▶ DIRECTIONS FOR THIS TASK
Reproduce the whole listing, character for character.
─── LISTED RECORDS ───
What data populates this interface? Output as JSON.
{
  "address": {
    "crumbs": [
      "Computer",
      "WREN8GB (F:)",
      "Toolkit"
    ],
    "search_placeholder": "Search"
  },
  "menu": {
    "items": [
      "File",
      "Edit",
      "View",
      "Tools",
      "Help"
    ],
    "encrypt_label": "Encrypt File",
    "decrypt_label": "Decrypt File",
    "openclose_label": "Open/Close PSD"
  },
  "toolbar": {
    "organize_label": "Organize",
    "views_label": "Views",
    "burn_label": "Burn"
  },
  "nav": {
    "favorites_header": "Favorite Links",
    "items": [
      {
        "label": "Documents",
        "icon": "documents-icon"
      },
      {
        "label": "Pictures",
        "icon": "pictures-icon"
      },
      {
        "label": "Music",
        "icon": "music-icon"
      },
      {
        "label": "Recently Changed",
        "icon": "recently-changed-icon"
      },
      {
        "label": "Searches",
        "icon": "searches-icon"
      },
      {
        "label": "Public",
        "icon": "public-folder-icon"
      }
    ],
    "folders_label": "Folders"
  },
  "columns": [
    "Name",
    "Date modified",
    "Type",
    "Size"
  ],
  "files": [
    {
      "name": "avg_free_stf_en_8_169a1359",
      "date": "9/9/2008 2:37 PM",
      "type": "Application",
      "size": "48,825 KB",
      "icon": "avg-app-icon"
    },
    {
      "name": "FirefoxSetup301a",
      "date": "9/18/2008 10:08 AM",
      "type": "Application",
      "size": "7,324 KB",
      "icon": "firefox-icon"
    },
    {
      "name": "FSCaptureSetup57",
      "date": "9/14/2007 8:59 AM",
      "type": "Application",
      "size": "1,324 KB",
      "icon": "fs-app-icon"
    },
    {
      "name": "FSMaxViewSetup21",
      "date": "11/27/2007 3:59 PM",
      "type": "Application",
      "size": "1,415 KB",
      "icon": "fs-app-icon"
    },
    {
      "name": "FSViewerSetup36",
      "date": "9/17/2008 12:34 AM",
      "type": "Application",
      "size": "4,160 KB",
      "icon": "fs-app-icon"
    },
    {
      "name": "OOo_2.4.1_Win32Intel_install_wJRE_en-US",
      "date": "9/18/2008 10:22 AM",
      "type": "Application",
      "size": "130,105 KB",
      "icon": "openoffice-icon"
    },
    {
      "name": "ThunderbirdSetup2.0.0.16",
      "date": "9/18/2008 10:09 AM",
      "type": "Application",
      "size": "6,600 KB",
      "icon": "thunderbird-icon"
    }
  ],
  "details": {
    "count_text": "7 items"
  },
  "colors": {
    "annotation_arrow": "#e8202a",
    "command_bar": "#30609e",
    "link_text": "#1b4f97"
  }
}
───
▶ ANSWER TO THIS PROBLEM
What data populates this interface? Output as JSON.
{
  "address": {
    "crumbs": [
      "Computer",
      "WREN8GB (F:)",
      "Toolkit"
    ],
    "search_placeholder": "Search"
  },
  "menu": {
    "items": [
      "File",
      "Edit",
      "View",
      "Tools",
      "Help"
    ],
    "encrypt_label": "Encrypt File",
    "decrypt_label": "Decrypt File",
    "openclose_label": "Open/Close PSD"
  },
  "toolbar": {
    "organize_label": "Organize",
    "views_label": "Views",
    "burn_label": "Burn"
  },
  "nav": {
    "favorites_header": "Favorite Links",
    "items": [
      {
        "label": "Documents",
        "icon": "documents-icon"
      },
      {
        "label": "Pictures",
        "icon": "pictures-icon"
      },
      {
        "label": "Music",
        "icon": "music-icon"
      },
      {
        "label": "Recently Changed",
        "icon": "recently-changed-icon"
      },
      {
        "label": "Searches",
        "icon": "searches-icon"
      },
      {
        "label": "Public",
        "icon": "public-folder-icon"
      }
    ],
    "folders_label": "Folders"
  },
  "columns": [
    "Name",
    "Date modified",
    "Type",
    "Size"
  ],
  "files": [
    {
      "name": "avg_free_stf_en_8_169a1359",
      "date": "9/9/2008 2:37 PM",
      "type": "Application",
      "size": "48,825 KB",
      "icon": "avg-app-icon"
    },
    {
      "name": "FirefoxSetup301a",
      "date": "9/18/2008 10:08 AM",
      "type": "Application",
      "size": "7,324 KB",
      "icon": "firefox-icon"
    },
    {
      "name": "FSCaptureSetup57",
      "date": "9/14/2007 8:59 AM",
      "type": "Application",
      "size": "1,324 KB",
      "icon": "fs-app-icon"
    },
    {
      "name": "FSMaxViewSetup21",
      "date": "11/27/2007 3:59 PM",
      "type": "Application",
      "size": "1,415 KB",
      "icon": "fs-app-icon"
    },
    {
      "name": "FSViewerSetup36",
      "date": "9/17/2008 12:34 AM",
      "type": "Application",
      "size": "4,160 KB",
      "icon": "fs-app-icon"
    },
    {
      "name": "OOo_2.4.1_Win32Intel_install_wJRE_en-US",
      "date": "9/18/2008 10:22 AM",
      "type": "Application",
      "size": "130,105 KB",
      "icon": "openoffice-icon"
    },
    {
      "name": "ThunderbirdSetup2.0.0.16",
      "date": "9/18/2008 10:09 AM",
      "type": "Application",
      "size": "6,600 KB",
      "icon": "thunderbird-icon"
    }
  ],
  "details": {
    "count_text": "7 items"
  },
  "colors": {
    "annotation_arrow": "#e8202a",
    "command_bar": "#30609e",
    "link_text": "#1b4f97"
  }
}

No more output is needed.